Even when tomatoes star in a meatless main course, nowhere is it written that an all-tomato dinner has to be, well, healthy. The <B>Beefsteak tomato stack</B> that I created last summer - a tower of thick tomato slices and a curried cheese filling, plated on a rich cream sauce - is just about as filling as a <i>real</i> beefsteak. (Aug. 4, 2005 FoodLetter
<B>Stuffed tomatoes</B> are widely regarded as the quintessential "ladies who lunch" dish, not that there's anything wrong with that. Today's recipe stuffs tomatoes with a savory cheese-based filling that won't ring the calorie-meter at a scary level. Extra points for a quick, cool summer presentation that requires no cooking.
INGREDIENTS: (Serves two as a main dish, four as an appetizer)
4 fresh, ripe medium-size tomatoes
4 slices pistachio-studded mortadella (optional)
4 ounces (120g) <i>fromage blanc</i> or similar soft, fresh cheese
2 ounces Greek green olives
1. Use your best, freshest heirloom tomatoes for this dish. I used just-picked Brandywines, still warm from the garden. Cut off the tops, and use a spoon or melon baller to scoop out the interior, leaving thick walls. Reserve the tomato meat in a small bowl.
2. Lightly season the inside of each tomato with sea salt, freshly ground black pepper and a small amount of olive oil. Push a thin slice of mortadella (the original Bologna sausage) down into each tomato. (Feel free to skip this step if you prefer a vegetarian dinner.)
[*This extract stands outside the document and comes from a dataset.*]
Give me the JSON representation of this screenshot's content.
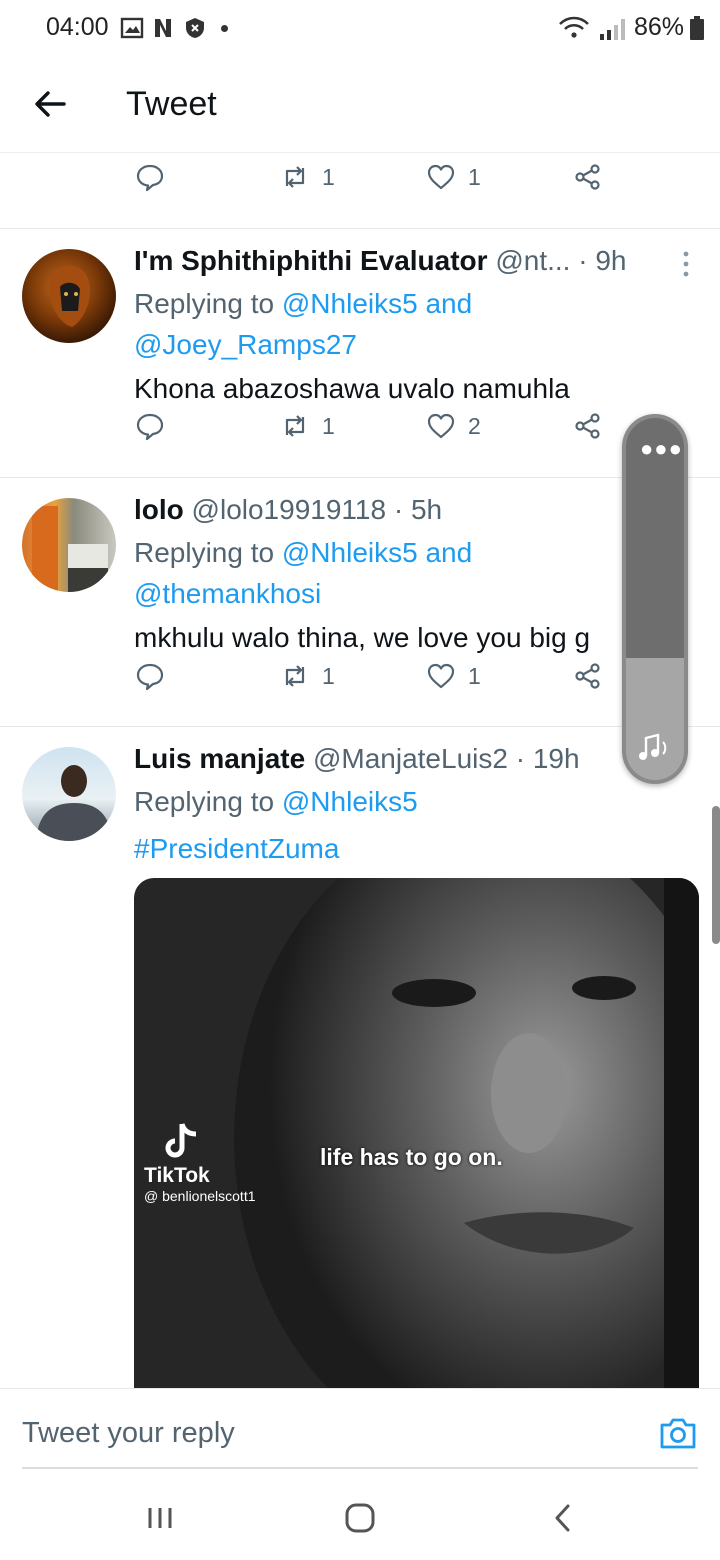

3. Chop the tomato innards coarsely and drain them briefly in a large strainer. (Catch the resulting "tomato water" in a measuring cup and drink it later ... the other day, playing around, I mixed equal parts tomato water and club soda, seasoned with salt and pepper and a dash of Cholula hot sauce, to make a fine if offbeat non-alcoholic aperitif, a reward for the chef.)
4. Remove the olive pits and chop them coarsely. Mix the <i>fromage blanc</i> with the drained tomatoes and olives. Check seasoning, but chances are the olives and salt will have provided all the salt you need. (NOTE: I used the excellent Bellwether Farms brand cheese from Sonoma County, but you can substitute any soft farmer's cheese, ricotta or even cottage cheese or cream cheese.)
5. Stuff the cheese, tomato and olive filling into the mortadella-lined tomatoes and serve on a bed of lettuce.
The tomatoes and cheese would support a light, fruity red, but an aromatic white seems better suited; a Riesling should go fine, and it was right on with a good, light Austrian Grüner Veltliner, the Schloss Gobelsburg 2004 "Gobelsburger" Grüner Veltliner ($13.49)